2014 Brought Clashes Between Federal and State Laws Over Marijuana Legalization
2014 brought great changes in attitudes and policies surrounding marijuana. According to the Pew Research Center, 52 percent of Americans are now in favor of legalizing marijuana. Recreational marijuana was legalized in two more states, making it legal in a total of four. Medical marijuana is available in 23 states, as well as the District of Columbia, and it is decriminalized, meaning that those found with small amounts will not be prosecuted, in 17 states and the District of Columbia.
With these policy changes, new tensions between state and federal policy have emerged. States have been passing marijuana legalization laws that are in direct conflict with federal policy. The Constitution gives ultimate authority to federal laws, meaning the federal government should get the final say on whether marijuana is legal. However, the federal government’s ability to enforce these kinds of laws is often limited, and to do so they must rely heavily on local policies and law enforcement officials. With no state officials enforcing these laws, federal law enforcement officials are left in a difficult position.
The December 2014 federal spending bill showed the federal government’s willingness to compromise with states. The bill included protections for medical cannabis operations, prohibiting the Department of Justice from raiding medical marijuana operations in states where it is legal. This compromise on the part of the federal government reflects a willingness to leave this matter to the states.

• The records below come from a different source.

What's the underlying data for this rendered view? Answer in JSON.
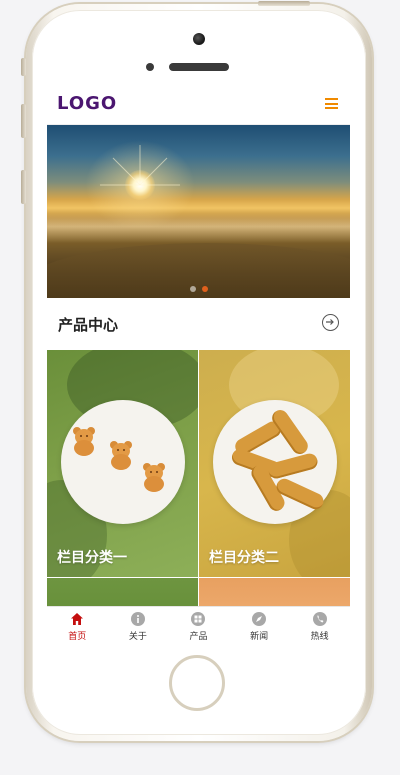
{
  "header": {
    "logo_text": "LOGO"
  },
  "section": {
    "title": "产品中心"
  },
  "products": [
    {
      "label": "栏目分类一"
    },
    {
      "label": "栏目分类二"
    }
  ],
  "bottom_nav": {
    "items": [
      {
        "label": "首页",
        "icon": "home-icon",
        "active": true
      },
      {
        "label": "关于",
        "icon": "info-icon",
        "active": false
      },
      {
        "label": "产品",
        "icon": "grid-icon",
        "active": false
      },
      {
        "label": "新闻",
        "icon": "compass-icon",
        "active": false
      },
      {
        "label": "热线",
        "icon": "phone-icon",
        "active": false
      }
    ]
  },
  "colors": {
    "logo": "#4b1670",
    "menu_icon": "#f08a00",
    "nav_active": "#c40f0f",
    "carousel_active_dot": "#e0601c"
  }
}
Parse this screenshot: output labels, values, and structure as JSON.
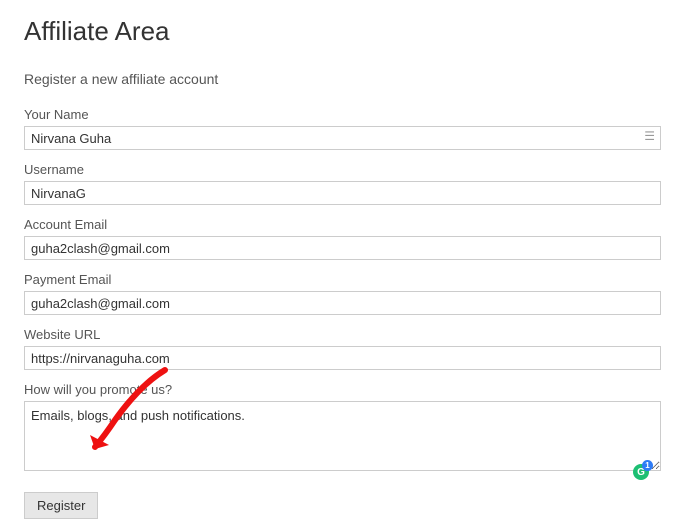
{
  "heading": "Affiliate Area",
  "subtitle": "Register a new affiliate account",
  "fields": {
    "name": {
      "label": "Your Name",
      "value": "Nirvana Guha"
    },
    "username": {
      "label": "Username",
      "value": "NirvanaG"
    },
    "account_email": {
      "label": "Account Email",
      "value": "guha2clash@gmail.com"
    },
    "payment_email": {
      "label": "Payment Email",
      "value": "guha2clash@gmail.com"
    },
    "website_url": {
      "label": "Website URL",
      "value": "https://nirvanaguha.com"
    },
    "promote": {
      "label": "How will you promote us?",
      "value": "Emails, blogs, and push notifications."
    }
  },
  "register_label": "Register",
  "grammarly_badge": "1",
  "grammarly_letter": "G"
}
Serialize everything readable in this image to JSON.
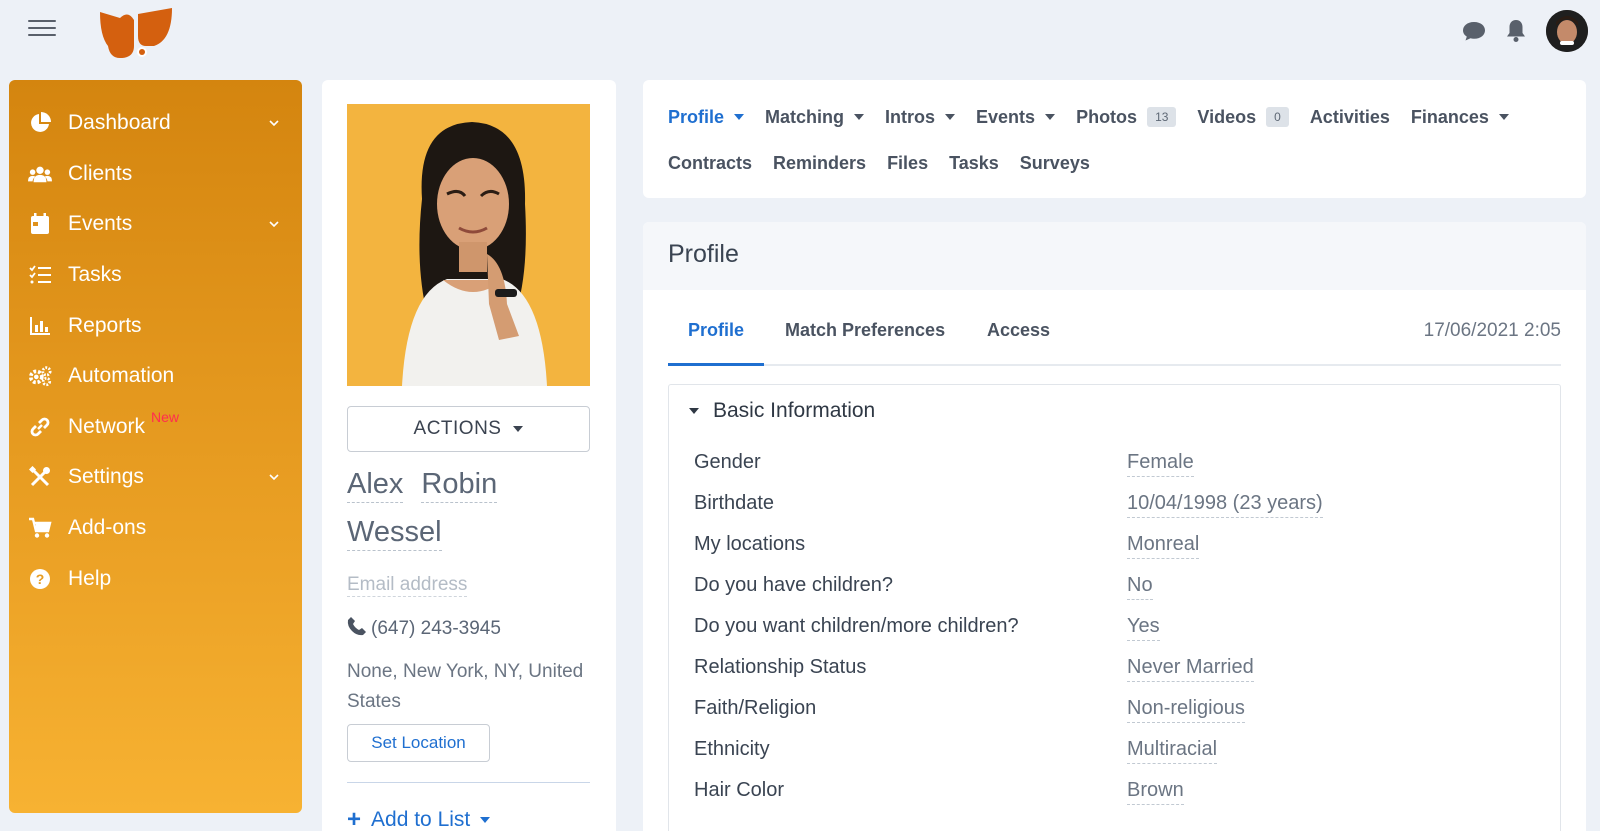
{
  "topbar": {
    "menu_icon": "hamburger-menu-icon",
    "logo_icon": "bird-logo-icon",
    "icons": [
      "chat-bubble-icon",
      "bell-icon",
      "user-avatar"
    ]
  },
  "sidebar": {
    "items": [
      {
        "label": "Dashboard",
        "icon": "pie-chart-icon",
        "has_chevron": true
      },
      {
        "label": "Clients",
        "icon": "users-icon",
        "has_chevron": false
      },
      {
        "label": "Events",
        "icon": "calendar-icon",
        "has_chevron": true
      },
      {
        "label": "Tasks",
        "icon": "checklist-icon",
        "has_chevron": false
      },
      {
        "label": "Reports",
        "icon": "bar-chart-icon",
        "has_chevron": false
      },
      {
        "label": "Automation",
        "icon": "gears-icon",
        "has_chevron": false
      },
      {
        "label": "Network",
        "icon": "link-icon",
        "has_chevron": false,
        "badge": "New"
      },
      {
        "label": "Settings",
        "icon": "tools-icon",
        "has_chevron": true
      },
      {
        "label": "Add-ons",
        "icon": "cart-icon",
        "has_chevron": false
      },
      {
        "label": "Help",
        "icon": "question-circle-icon",
        "has_chevron": false
      }
    ]
  },
  "client": {
    "actions_label": "ACTIONS",
    "first_name": "Alex",
    "middle_name": "Robin",
    "last_name": "Wessel",
    "email_placeholder": "Email address",
    "phone": "(647) 243-3945",
    "address": "None, New York, NY, United States",
    "set_location_label": "Set Location",
    "add_to_list_label": "Add to List"
  },
  "tabs": {
    "row1": [
      {
        "label": "Profile",
        "active": true,
        "dropdown": true
      },
      {
        "label": "Matching",
        "dropdown": true
      },
      {
        "label": "Intros",
        "dropdown": true
      },
      {
        "label": "Events",
        "dropdown": true
      },
      {
        "label": "Photos",
        "count": "13"
      },
      {
        "label": "Videos",
        "count": "0"
      },
      {
        "label": "Activities"
      },
      {
        "label": "Finances",
        "dropdown": true
      }
    ],
    "row2": [
      {
        "label": "Contracts"
      },
      {
        "label": "Reminders"
      },
      {
        "label": "Files"
      },
      {
        "label": "Tasks"
      },
      {
        "label": "Surveys"
      }
    ]
  },
  "profile": {
    "heading": "Profile",
    "subtabs": [
      "Profile",
      "Match Preferences",
      "Access"
    ],
    "timestamp": "17/06/2021 2:05",
    "section_title": "Basic Information",
    "fields": [
      {
        "label": "Gender",
        "value": "Female"
      },
      {
        "label": "Birthdate",
        "value": "10/04/1998 (23 years)"
      },
      {
        "label": "My locations",
        "value": "Monreal"
      },
      {
        "label": "Do you have children?",
        "value": "No"
      },
      {
        "label": "Do you want children/more children?",
        "value": "Yes"
      },
      {
        "label": "Relationship Status",
        "value": "Never Married"
      },
      {
        "label": "Faith/Religion",
        "value": "Non-religious"
      },
      {
        "label": "Ethnicity",
        "value": "Multiracial"
      },
      {
        "label": "Hair Color",
        "value": "Brown"
      }
    ]
  },
  "colors": {
    "accent_blue": "#1f6fd0",
    "sidebar_top": "#d4850f",
    "sidebar_bottom": "#f7b232",
    "logo_orange": "#d4600f",
    "new_badge": "#ff2d4f"
  }
}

Meanwhile, Nebraska and Oklahoma are suing their neighboring state Colorado over its recent legalization of recreational marijuana, hoping that the Supreme Court will declare it unconstitutional. Nebraska and Oklahoma complained that the Colorado law has placed stress on their law enforcement and criminal justice resources. In the lawsuit, they claim that marijuana from Colorado is making its way across state borders, leaving them with the burden of enforcing a federal law. They argue that Colorado’s law is placing a burden on them, forcing them to devote scarce resources to arresting and prosecuting those carrying marijuana from Colorado. If the federal government expects them to enforce federal law, it should have to declare Colorado’s policy unconstitutional.

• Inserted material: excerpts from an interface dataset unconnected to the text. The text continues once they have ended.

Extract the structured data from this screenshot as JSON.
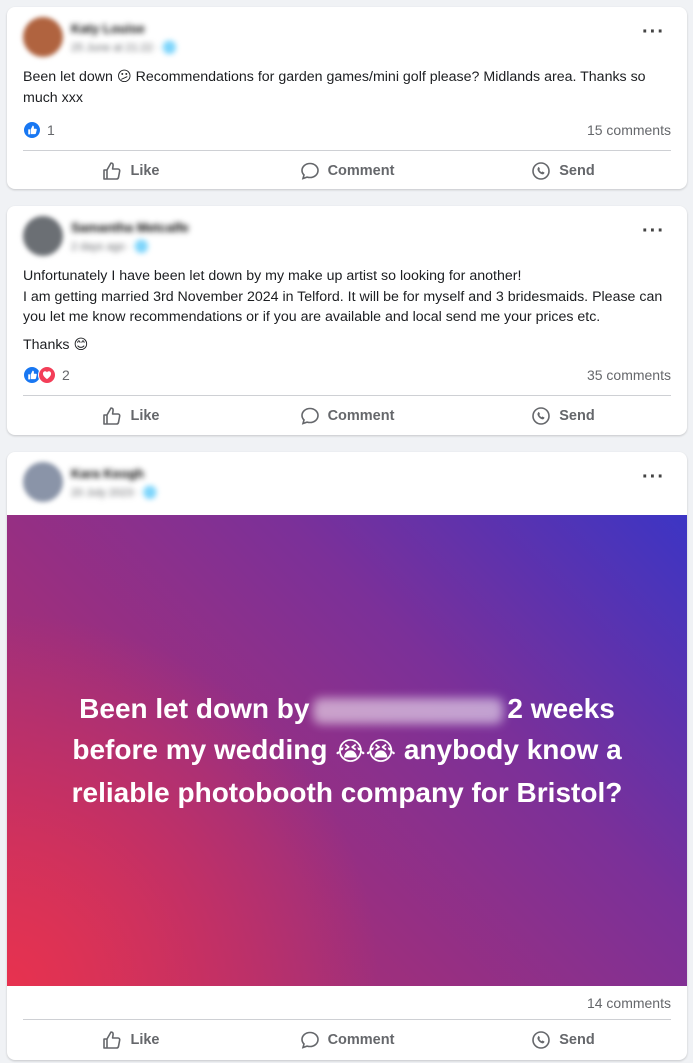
{
  "colors": {
    "like_blue": "#1877f2",
    "love_red": "#f33e58",
    "secondary_text": "#65676b",
    "banner_start": "#e7324f",
    "banner_end": "#3c35c4"
  },
  "actions": {
    "like": "Like",
    "comment": "Comment",
    "send": "Send"
  },
  "posts": [
    {
      "author": "Katy Louise",
      "meta": "25 June at 21:22 · 🌐",
      "avatar_color": "#b0633f",
      "text": "Been let down 😕 Recommendations for garden games/mini golf please? Midlands area. Thanks so much xxx",
      "reactions": [
        "like"
      ],
      "reaction_count": "1",
      "comments": "15 comments"
    },
    {
      "author": "Samantha Metcalfe",
      "meta": "2 days ago · 🌐",
      "avatar_color": "#6b6f74",
      "lines": [
        "Unfortunately I have been let down by my make up artist so looking for another!",
        "I am getting married 3rd November 2024 in Telford. It will be for myself and 3 bridesmaids. Please can you let me know recommendations or if you are available and local send me your prices etc."
      ],
      "thanks": "Thanks 😊",
      "reactions": [
        "like",
        "love"
      ],
      "reaction_count": "2",
      "comments": "35 comments"
    },
    {
      "author": "Kara Keogh",
      "meta": "20 July 2023 · 🌐",
      "avatar_color": "#8a94a8",
      "banner_text_1": "Been let down by",
      "banner_text_2": "2 weeks before my wedding",
      "banner_emoji": "😭😭",
      "banner_text_3": "anybody know a reliable photobooth company for Bristol?",
      "comments": "14 comments"
    }
  ]
}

These new tensions are not surprising given the uncertainty around marijuana and the consequences of legalization. More research needs to be done on the long-term effects of marijuana so lawmakers can make well-informed policies. Until then, these policy clashes are likely to continue.
Margaret Raskob, MPH
Margaret Raskob is a freelance blogger for CASAColumbia